* What is expected *
Every record must come back exactly as given.
#####
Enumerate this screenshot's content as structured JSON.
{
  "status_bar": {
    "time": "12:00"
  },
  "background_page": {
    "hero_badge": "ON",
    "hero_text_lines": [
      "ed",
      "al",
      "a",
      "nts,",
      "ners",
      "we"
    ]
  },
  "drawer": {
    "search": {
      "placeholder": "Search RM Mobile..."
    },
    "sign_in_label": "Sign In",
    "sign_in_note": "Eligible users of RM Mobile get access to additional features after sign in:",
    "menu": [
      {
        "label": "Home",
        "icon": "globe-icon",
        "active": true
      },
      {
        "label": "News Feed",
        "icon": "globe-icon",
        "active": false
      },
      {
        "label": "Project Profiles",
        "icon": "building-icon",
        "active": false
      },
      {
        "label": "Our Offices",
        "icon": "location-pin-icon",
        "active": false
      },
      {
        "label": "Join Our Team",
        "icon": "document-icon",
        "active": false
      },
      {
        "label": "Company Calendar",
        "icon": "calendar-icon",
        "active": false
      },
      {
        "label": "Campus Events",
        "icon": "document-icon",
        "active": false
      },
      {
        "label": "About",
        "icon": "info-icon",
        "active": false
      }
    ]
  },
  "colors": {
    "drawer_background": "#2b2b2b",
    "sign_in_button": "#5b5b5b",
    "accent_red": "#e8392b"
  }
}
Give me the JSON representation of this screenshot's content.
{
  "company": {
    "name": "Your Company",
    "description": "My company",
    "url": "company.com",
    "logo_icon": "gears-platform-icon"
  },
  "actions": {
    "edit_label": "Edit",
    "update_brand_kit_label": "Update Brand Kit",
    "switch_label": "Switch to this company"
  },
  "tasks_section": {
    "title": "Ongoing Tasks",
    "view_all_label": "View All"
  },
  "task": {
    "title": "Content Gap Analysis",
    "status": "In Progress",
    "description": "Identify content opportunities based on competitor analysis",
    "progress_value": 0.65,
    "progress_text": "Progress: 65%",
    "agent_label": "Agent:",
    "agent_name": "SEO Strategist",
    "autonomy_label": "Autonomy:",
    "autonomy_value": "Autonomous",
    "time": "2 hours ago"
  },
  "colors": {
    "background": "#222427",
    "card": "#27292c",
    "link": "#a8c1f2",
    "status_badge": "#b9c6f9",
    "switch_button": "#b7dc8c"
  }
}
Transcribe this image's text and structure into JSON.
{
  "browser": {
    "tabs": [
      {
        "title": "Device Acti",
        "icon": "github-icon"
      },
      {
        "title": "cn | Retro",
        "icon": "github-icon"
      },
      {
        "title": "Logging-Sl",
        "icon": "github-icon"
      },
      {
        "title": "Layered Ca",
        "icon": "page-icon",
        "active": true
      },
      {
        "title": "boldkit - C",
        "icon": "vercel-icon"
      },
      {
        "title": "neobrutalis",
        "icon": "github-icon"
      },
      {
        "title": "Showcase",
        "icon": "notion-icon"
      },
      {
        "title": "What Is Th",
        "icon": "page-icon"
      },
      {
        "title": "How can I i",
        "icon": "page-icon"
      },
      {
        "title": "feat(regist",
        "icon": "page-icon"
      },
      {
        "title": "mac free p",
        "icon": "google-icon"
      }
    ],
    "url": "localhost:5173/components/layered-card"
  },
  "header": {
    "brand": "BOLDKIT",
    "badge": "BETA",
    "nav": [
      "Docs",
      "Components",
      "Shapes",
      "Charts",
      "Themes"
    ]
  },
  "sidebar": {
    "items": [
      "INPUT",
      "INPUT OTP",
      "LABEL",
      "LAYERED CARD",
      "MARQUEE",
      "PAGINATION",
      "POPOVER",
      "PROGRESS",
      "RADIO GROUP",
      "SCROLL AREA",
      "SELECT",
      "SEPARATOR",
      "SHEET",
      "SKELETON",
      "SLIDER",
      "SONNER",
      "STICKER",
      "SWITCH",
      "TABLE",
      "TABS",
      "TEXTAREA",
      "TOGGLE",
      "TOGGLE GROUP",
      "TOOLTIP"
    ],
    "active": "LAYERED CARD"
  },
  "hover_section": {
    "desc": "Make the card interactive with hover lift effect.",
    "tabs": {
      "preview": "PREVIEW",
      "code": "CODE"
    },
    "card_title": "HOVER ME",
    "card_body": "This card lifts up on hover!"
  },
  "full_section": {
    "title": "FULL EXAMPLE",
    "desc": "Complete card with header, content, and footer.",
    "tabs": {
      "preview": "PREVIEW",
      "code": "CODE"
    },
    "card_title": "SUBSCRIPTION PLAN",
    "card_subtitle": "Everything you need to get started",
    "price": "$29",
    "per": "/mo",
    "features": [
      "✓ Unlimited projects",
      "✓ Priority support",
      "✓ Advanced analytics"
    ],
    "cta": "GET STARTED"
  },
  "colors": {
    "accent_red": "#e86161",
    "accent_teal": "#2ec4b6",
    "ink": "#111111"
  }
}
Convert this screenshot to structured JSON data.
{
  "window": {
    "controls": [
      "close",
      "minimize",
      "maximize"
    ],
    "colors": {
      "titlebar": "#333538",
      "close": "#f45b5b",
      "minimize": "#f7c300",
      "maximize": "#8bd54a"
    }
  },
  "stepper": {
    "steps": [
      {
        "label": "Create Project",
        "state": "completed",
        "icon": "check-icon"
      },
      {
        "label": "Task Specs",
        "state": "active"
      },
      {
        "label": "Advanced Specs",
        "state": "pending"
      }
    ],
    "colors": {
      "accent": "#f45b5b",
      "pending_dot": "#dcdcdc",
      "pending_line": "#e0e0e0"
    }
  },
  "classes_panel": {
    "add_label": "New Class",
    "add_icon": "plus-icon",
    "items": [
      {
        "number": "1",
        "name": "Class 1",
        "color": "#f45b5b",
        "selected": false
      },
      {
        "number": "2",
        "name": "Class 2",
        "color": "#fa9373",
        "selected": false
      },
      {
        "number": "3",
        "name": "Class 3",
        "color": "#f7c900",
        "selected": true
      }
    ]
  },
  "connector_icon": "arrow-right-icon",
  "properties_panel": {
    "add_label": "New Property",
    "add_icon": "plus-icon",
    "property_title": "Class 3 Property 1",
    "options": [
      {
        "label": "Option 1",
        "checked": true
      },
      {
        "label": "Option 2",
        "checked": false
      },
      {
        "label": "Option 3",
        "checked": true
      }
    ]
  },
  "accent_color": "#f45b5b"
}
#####
* Completed task *
Enumerate this screenshot's content as structured JSON.
{
  "status_bar": {
    "time": "12:00"
  },
  "background_page": {
    "hero_badge": "ON",
    "hero_text_lines": [
      "ed",
      "al",
      "a",
      "nts,",
      "ners",
      "we"
    ]
  },
  "drawer": {
    "search": {
      "placeholder": "Search RM Mobile..."
    },
    "sign_in_label": "Sign In",
    "sign_in_note": "Eligible users of RM Mobile get access to additional features after sign in:",
    "menu": [
      {
        "label": "Home",
        "icon": "globe-icon",
        "active": true
      },
      {
        "label": "News Feed",
        "icon": "globe-icon",
        "active": false
      },
      {
        "label": "Project Profiles",
        "icon": "building-icon",
        "active": false
      },
      {
        "label": "Our Offices",
        "icon": "location-pin-icon",
        "active": false
      },
      {
        "label": "Join Our Team",
        "icon": "document-icon",
        "active": false
      },
      {
        "label": "Company Calendar",
        "icon": "calendar-icon",
        "active": false
      },
      {
        "label": "Campus Events",
        "icon": "document-icon",
        "active": false
      },
      {
        "label": "About",
        "icon": "info-icon",
        "active": false
      }
    ]
  },
  "colors": {
    "drawer_background": "#2b2b2b",
    "sign_in_button": "#5b5b5b",
    "accent_red": "#e8392b"
  }
}
Give me the JSON representation of this screenshot's content.
{
  "company": {
    "name": "Your Company",
    "description": "My company",
    "url": "company.com",
    "logo_icon": "gears-platform-icon"
  },
  "actions": {
    "edit_label": "Edit",
    "update_brand_kit_label": "Update Brand Kit",
    "switch_label": "Switch to this company"
  },
  "tasks_section": {
    "title": "Ongoing Tasks",
    "view_all_label": "View All"
  },
  "task": {
    "title": "Content Gap Analysis",
    "status": "In Progress",
    "description": "Identify content opportunities based on competitor analysis",
    "progress_value": 0.65,
    "progress_text": "Progress: 65%",
    "agent_label": "Agent:",
    "agent_name": "SEO Strategist",
    "autonomy_label": "Autonomy:",
    "autonomy_value": "Autonomous",
    "time": "2 hours ago"
  },
  "colors": {
    "background": "#222427",
    "card": "#27292c",
    "link": "#a8c1f2",
    "status_badge": "#b9c6f9",
    "switch_button": "#b7dc8c"
  }
}
Transcribe this image's text and structure into JSON.
{
  "browser": {
    "tabs": [
      {
        "title": "Device Acti",
        "icon": "github-icon"
      },
      {
        "title": "cn | Retro",
        "icon": "github-icon"
      },
      {
        "title": "Logging-Sl",
        "icon": "github-icon"
      },
      {
        "title": "Layered Ca",
        "icon": "page-icon",
        "active": true
      },
      {
        "title": "boldkit - C",
        "icon": "vercel-icon"
      },
      {
        "title": "neobrutalis",
        "icon": "github-icon"
      },
      {
        "title": "Showcase",
        "icon": "notion-icon"
      },
      {
        "title": "What Is Th",
        "icon": "page-icon"
      },
      {
        "title": "How can I i",
        "icon": "page-icon"
      },
      {
        "title": "feat(regist",
        "icon": "page-icon"
      },
      {
        "title": "mac free p",
        "icon": "google-icon"
      }
    ],
    "url": "localhost:5173/components/layered-card"
  },
  "header": {
    "brand": "BOLDKIT",
    "badge": "BETA",
    "nav": [
      "Docs",
      "Components",
      "Shapes",
      "Charts",
      "Themes"
    ]
  },
  "sidebar": {
    "items": [
      "INPUT",
      "INPUT OTP",
      "LABEL",
      "LAYERED CARD",
      "MARQUEE",
      "PAGINATION",
      "POPOVER",
      "PROGRESS",
      "RADIO GROUP",
      "SCROLL AREA",
      "SELECT",
      "SEPARATOR",
      "SHEET",
      "SKELETON",
      "SLIDER",
      "SONNER",
      "STICKER",
      "SWITCH",
      "TABLE",
      "TABS",
      "TEXTAREA",
      "TOGGLE",
      "TOGGLE GROUP",
      "TOOLTIP"
    ],
    "active": "LAYERED CARD"
  },
  "hover_section": {
    "desc": "Make the card interactive with hover lift effect.",
    "tabs": {
      "preview": "PREVIEW",
      "code": "CODE"
    },
    "card_title": "HOVER ME",
    "card_body": "This card lifts up on hover!"
  },
  "full_section": {
    "title": "FULL EXAMPLE",
    "desc": "Complete card with header, content, and footer.",
    "tabs": {
      "preview": "PREVIEW",
      "code": "CODE"
    },
    "card_title": "SUBSCRIPTION PLAN",
    "card_subtitle": "Everything you need to get started",
    "price": "$29",
    "per": "/mo",
    "features": [
      "✓ Unlimited projects",
      "✓ Priority support",
      "✓ Advanced analytics"
    ],
    "cta": "GET STARTED"
  },
  "colors": {
    "accent_red": "#e86161",
    "accent_teal": "#2ec4b6",
    "ink": "#111111"
  }
}
Convert this screenshot to structured JSON data.
{
  "window": {
    "controls": [
      "close",
      "minimize",
      "maximize"
    ],
    "colors": {
      "titlebar": "#333538",
      "close": "#f45b5b",
      "minimize": "#f7c300",
      "maximize": "#8bd54a"
    }
  },
  "stepper": {
    "steps": [
      {
        "label": "Create Project",
        "state": "completed",
        "icon": "check-icon"
      },
      {
        "label": "Task Specs",
        "state": "active"
      },
      {
        "label": "Advanced Specs",
        "state": "pending"
      }
    ],
    "colors": {
      "accent": "#f45b5b",
      "pending_dot": "#dcdcdc",
      "pending_line": "#e0e0e0"
    }
  },
  "classes_panel": {
    "add_label": "New Class",
    "add_icon": "plus-icon",
    "items": [
      {
        "number": "1",
        "name": "Class 1",
        "color": "#f45b5b",
        "selected": false
      },
      {
        "number": "2",
        "name": "Class 2",
        "color": "#fa9373",
        "selected": false
      },
      {
        "number": "3",
        "name": "Class 3",
        "color": "#f7c900",
        "selected": true
      }
    ]
  },
  "connector_icon": "arrow-right-icon",
  "properties_panel": {
    "add_label": "New Property",
    "add_icon": "plus-icon",
    "property_title": "Class 3 Property 1",
    "options": [
      {
        "label": "Option 1",
        "checked": true
      },
      {
        "label": "Option 2",
        "checked": false
      },
      {
        "label": "Option 3",
        "checked": true
      }
    ]
  },
  "accent_color": "#f45b5b"
}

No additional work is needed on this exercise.